The Firewire Card on PC
We don’t seen this as much, but from time to time, we will have a new customer whose back will not connect to their PC. Unfortunately, not all FireWire cards for PCs are created equal, as there is a much broader spectrum of suppliers. The chipset that runs the card is often not robust enough to provide power and tethered communication. The simple fix (on a system where the card is replaceable) is to find one with a Texas Instruments chipset and install that card for tethered use. However, if you have an older PC laptop, the card sometimes is not replaceable and that won’t be an option. When this happens, the unfortunate solution is to find another computer to use.
If you are experiencing issues tethering, give us a ring, we can help you troubleshoot the issue and help solve the problem.
We recommend and sell the following cables:
- FireWire 800-800 cables: These come in either a 15′ or 33′ length: https://www.digitalback.com/product/firewire-800-800-cables/
- Firewire 400-800 cables: These also come in a 15′ or 33′ length: https://www.digitalback.com/product/firewire-400-800-cable/
- FireWire 800 Powered Hub: https://www.digitalback.com/product/fw800-powered-hub/

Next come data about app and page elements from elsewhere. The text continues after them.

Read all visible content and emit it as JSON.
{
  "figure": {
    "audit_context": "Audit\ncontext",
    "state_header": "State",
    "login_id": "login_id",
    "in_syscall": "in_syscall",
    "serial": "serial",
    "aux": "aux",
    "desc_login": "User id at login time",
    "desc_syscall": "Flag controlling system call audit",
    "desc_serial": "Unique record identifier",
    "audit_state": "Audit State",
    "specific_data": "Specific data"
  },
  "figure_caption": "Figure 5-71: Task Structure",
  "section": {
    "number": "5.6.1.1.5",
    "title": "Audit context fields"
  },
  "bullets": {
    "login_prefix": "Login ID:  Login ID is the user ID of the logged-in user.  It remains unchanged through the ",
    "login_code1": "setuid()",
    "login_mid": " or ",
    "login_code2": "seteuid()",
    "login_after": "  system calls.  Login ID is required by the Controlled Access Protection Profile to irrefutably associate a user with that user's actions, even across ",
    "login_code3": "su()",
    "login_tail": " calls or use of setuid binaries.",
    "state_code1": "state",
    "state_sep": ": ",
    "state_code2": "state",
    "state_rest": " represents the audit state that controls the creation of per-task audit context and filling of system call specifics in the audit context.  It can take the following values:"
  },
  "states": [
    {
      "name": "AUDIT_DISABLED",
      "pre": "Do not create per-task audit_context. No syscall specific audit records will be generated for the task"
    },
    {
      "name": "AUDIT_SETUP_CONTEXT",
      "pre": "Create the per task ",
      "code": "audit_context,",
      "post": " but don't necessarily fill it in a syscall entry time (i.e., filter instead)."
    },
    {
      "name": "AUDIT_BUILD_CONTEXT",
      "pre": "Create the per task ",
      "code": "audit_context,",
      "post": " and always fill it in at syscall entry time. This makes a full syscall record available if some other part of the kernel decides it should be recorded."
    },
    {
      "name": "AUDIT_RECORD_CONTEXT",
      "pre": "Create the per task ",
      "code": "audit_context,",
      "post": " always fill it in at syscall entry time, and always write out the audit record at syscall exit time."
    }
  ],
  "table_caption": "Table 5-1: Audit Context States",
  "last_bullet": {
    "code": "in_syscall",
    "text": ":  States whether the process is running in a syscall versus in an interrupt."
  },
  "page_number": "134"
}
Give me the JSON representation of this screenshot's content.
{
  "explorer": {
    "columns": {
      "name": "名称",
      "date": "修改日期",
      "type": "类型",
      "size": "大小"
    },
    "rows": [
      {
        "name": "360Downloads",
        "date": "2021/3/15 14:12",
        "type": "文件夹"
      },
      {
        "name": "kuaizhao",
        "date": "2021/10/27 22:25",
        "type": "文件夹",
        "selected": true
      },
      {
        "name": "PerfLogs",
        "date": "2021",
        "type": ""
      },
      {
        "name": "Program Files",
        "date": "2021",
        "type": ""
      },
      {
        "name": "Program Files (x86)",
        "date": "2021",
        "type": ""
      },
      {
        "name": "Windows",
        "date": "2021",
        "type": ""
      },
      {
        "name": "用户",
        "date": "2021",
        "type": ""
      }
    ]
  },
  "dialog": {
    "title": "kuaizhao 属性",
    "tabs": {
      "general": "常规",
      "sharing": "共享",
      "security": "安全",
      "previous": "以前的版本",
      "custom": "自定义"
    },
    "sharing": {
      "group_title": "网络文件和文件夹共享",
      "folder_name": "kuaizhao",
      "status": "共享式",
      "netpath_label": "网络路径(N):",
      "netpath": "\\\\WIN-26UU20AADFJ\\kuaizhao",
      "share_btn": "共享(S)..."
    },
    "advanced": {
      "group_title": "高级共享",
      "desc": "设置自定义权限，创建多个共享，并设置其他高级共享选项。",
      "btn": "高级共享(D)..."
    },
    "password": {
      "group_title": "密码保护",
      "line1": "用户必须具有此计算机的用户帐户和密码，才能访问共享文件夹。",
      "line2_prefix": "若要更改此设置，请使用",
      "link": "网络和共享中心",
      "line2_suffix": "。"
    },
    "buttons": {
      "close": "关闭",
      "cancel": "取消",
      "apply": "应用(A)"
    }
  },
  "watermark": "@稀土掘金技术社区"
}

- FireWire 400 Powered Hub: https://www.digitalback.com/product/fw400-powered-hub/
- USB3 Cable: We sell a CI Certified 15′ USB cable: https://www.digitalback.com/product/usb-3-0-cable-type-a-to-type-b-5m/
- USB Extensions: We recommend the TetherTools TetherPro USB 3.0 Super Speed Active Extension cables if you need more than 15′: https://www.digitalback.com/product/tetherpro-usb-3-0-superspeed-active-extension-cable/
- USB3.0 Powered hub: The TetherTools TetherBoost Core Controller is highly recommended addition to any USB tethering setup longer than 15′: https://www.digitalback.com/product/tethertools-tetherboost-core-controller/
- TetherBoost AC Adapter: The TetherBoost AC Adapter helps reduce strain on your computer or camera batteries when used in conjunction with the TetherBoost Core Controller: https://www.digitalback.com/product/tetherboost-ac-power-adapter-u-s-standard/
- TetherTools Rock Solid External Power Bank: Another alternate solution for the TetherBoost when you do not have access to wall power:
All products listed above are available from Capture Integration. Contact us to learn more about these products, as well as many more tools not listed here. The Capture Integration sales team can help you with any/all of your photography needs.
Call us today to schedule your demo at 877-217-9870